HSE urged not to drag cancer victims to court
The HSE has been urged to agree to early mediation talks for terminally or seriously ill patients caught up in the X-ray and scan failures in University Hospital Kerry.
Padraig O'Connell, a Killarney solicitor who is representing a number of victims, said they had been treated very badly by health authorities.
He was speaking after a report revealed that a review of 46,234 diagnostic procedures overseen by a locum consultant in the hospital found 11 patients who were wrongly given the all-clear suffered a delayed diagnosis of cancer.
Four of the patients have now died and others are seriously ill.
At least three actions have been taken by the patients but Mr O'Connell said it would be cruel for the HSE to drag them through the courts, particularly those who were terminally ill.
"We need the HSE to sit down in private and mediate with us. The matter must be resolved without them enduring costly High Court proceedings," he said.
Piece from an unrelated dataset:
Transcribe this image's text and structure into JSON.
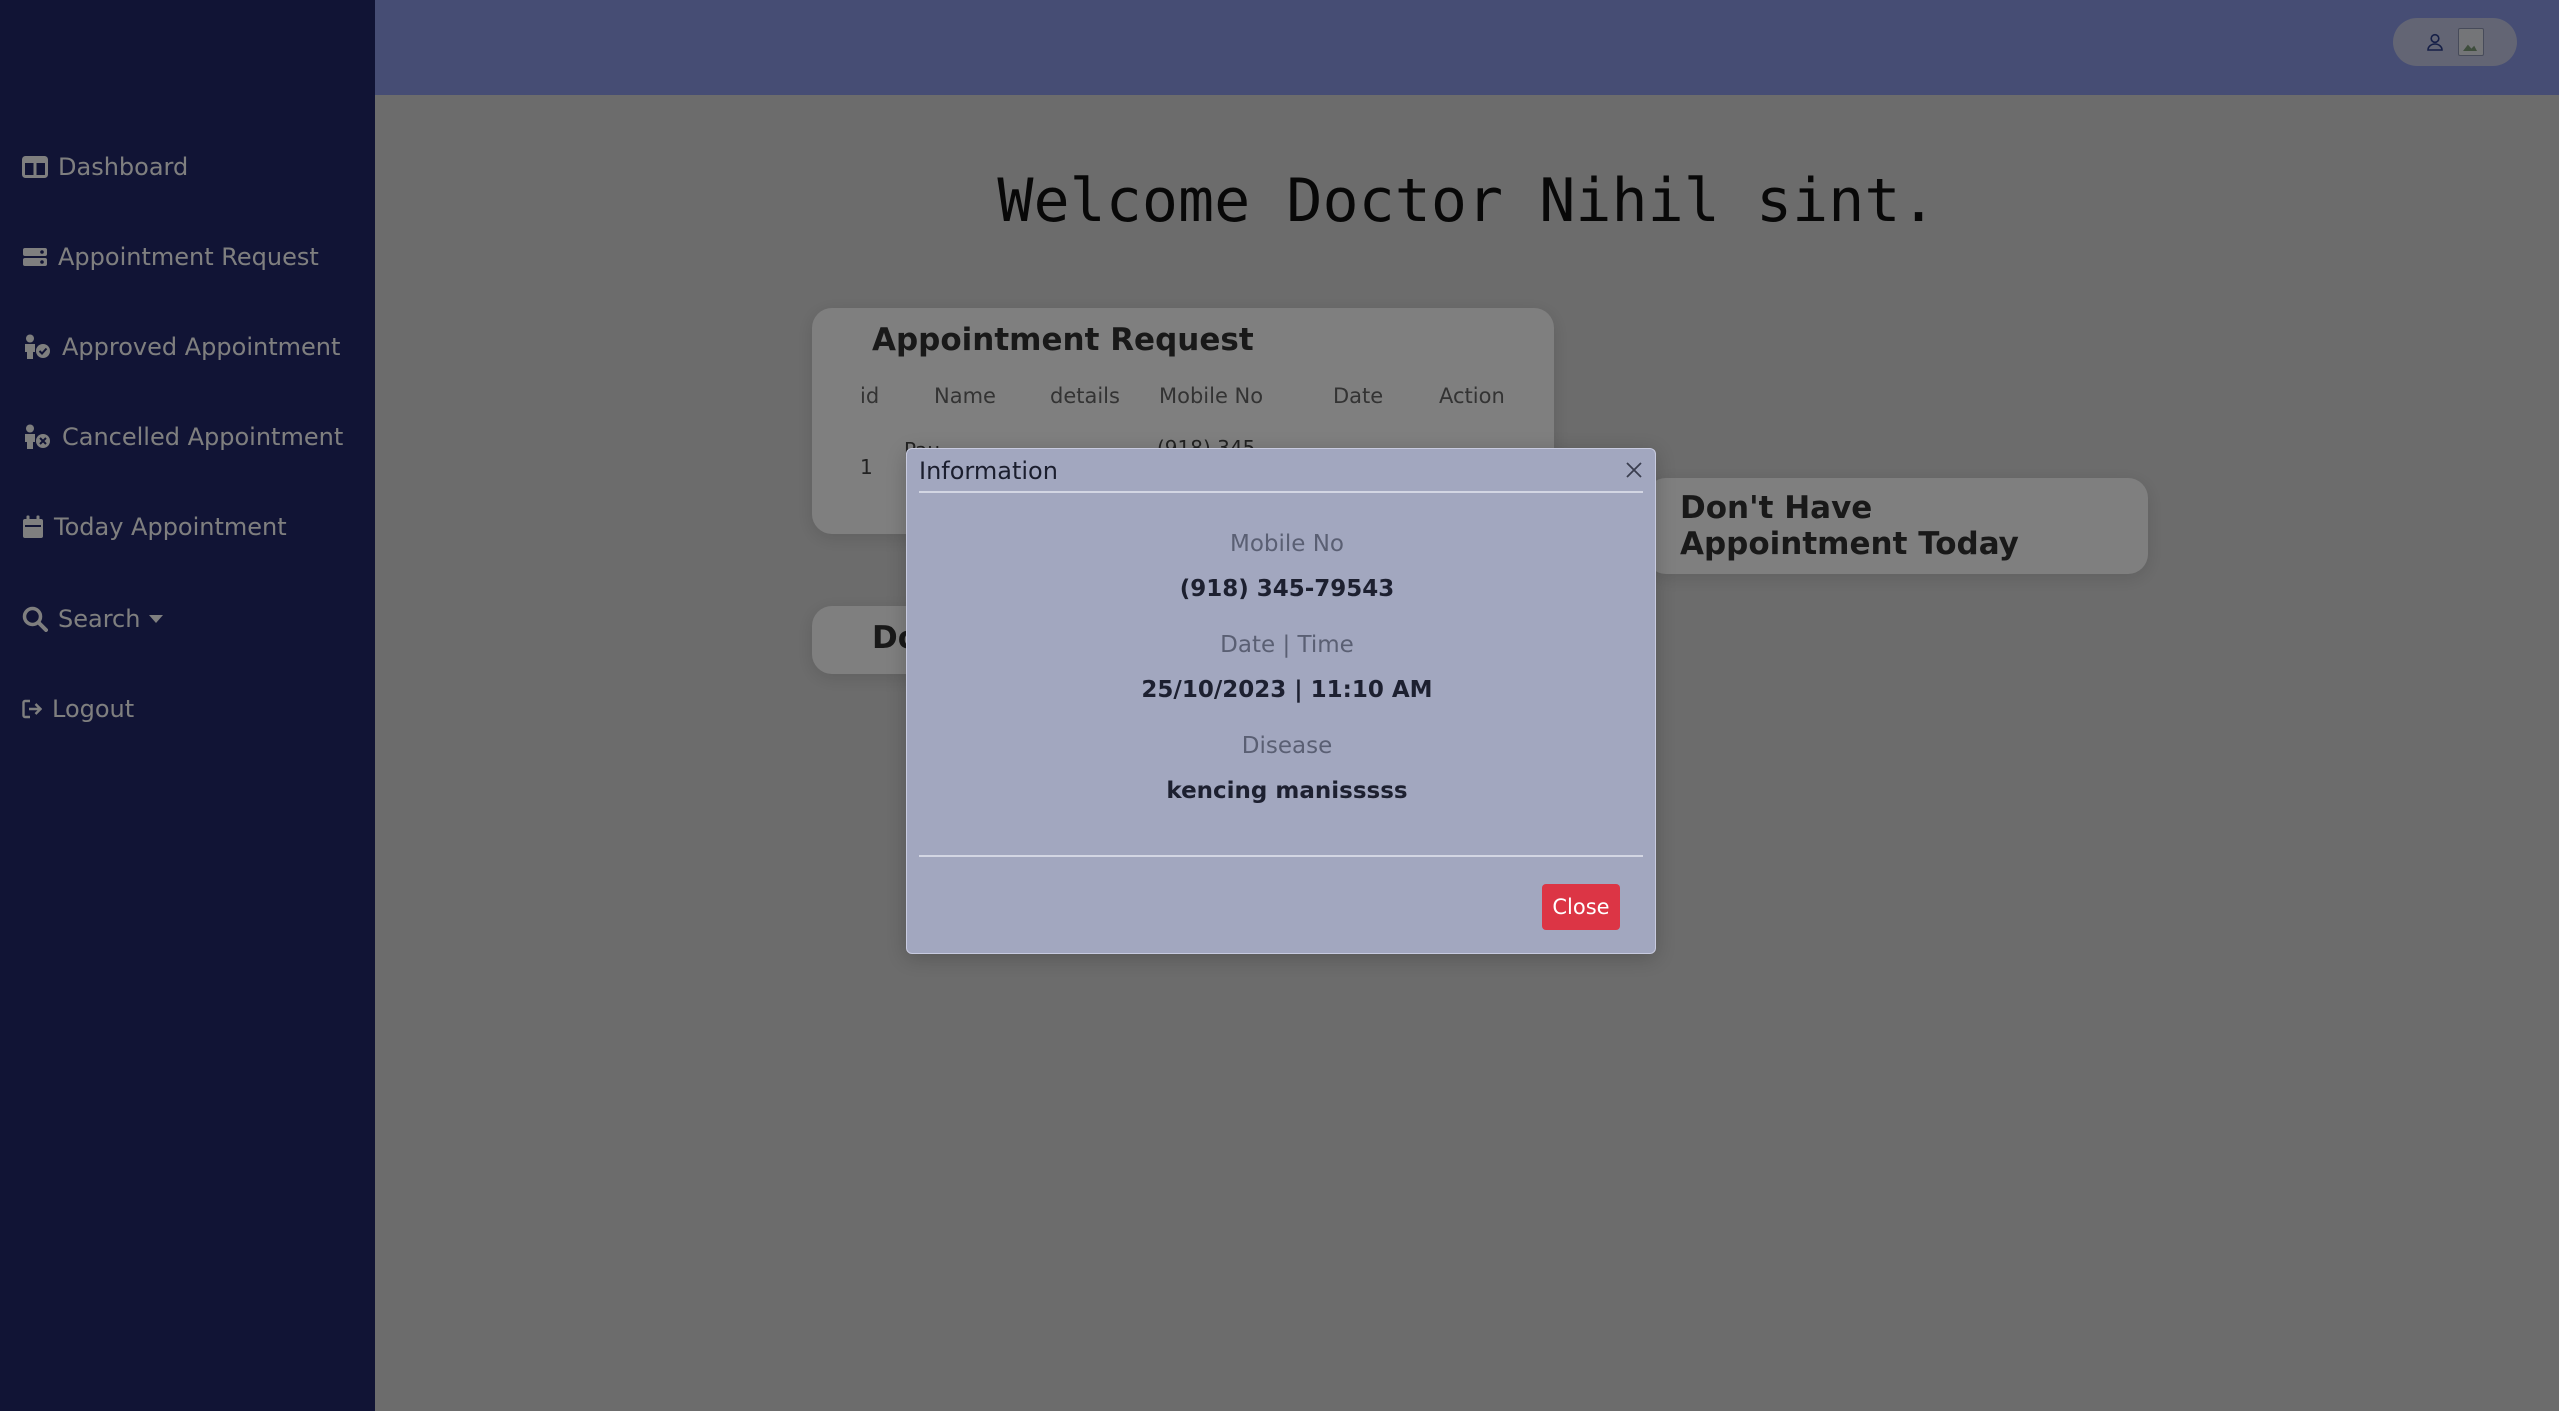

"We are not going to accept it and I am determined not to let this drag on."
One of his clients is terminally ill with cancer.
He said patients and their families had so far been treated "very shabbily" by the hospital.
"Communication has been limited. Words are meaningless without action.
"They have already endured too much pain and suffering. The HSE can shake hands or we can fight," he added.
The locum radiologist who was employed at the hospital for 16 months did a large volume of work, according to the report on the review.
It said it did not wish to imply the harm done was exclusively attributable to the individual radiologist and there are "many factors which influence an individual's performance". The doctor has since been referred to the Medical Council.
The report has a series of recommendations and an external review of the management of the hospital's radiology department.
Meanwhile, Dr Gary Stack, a Killarney GP who previously raised concerns about the radiology department in the hospital, said he was among several doctors who received a large bundle of letters about their patients who were part of the review.
Although the review found the errors affected mostly on the health of the 11 cancer patients, there were also a substantial rate of unreported clinically significant findings in relation to 1,300 scans in all.
Dr Stack said the letters stated the review team did not believe the errors found were of significance but they could be shared with patients.
He said none of his patients were adversely affected.
However, he criticised the failure to furnish GPs with a copy of the review report and said it was essential there was better communication.
"There also needs to be a clinical lead appointed to each department in the hospital to liaise with GPs, "he added.
A spokesperson for the South and South West Hospital Group declined to comment further yesterday. It has apologised unreservedly to patients and families who have been affected by the review.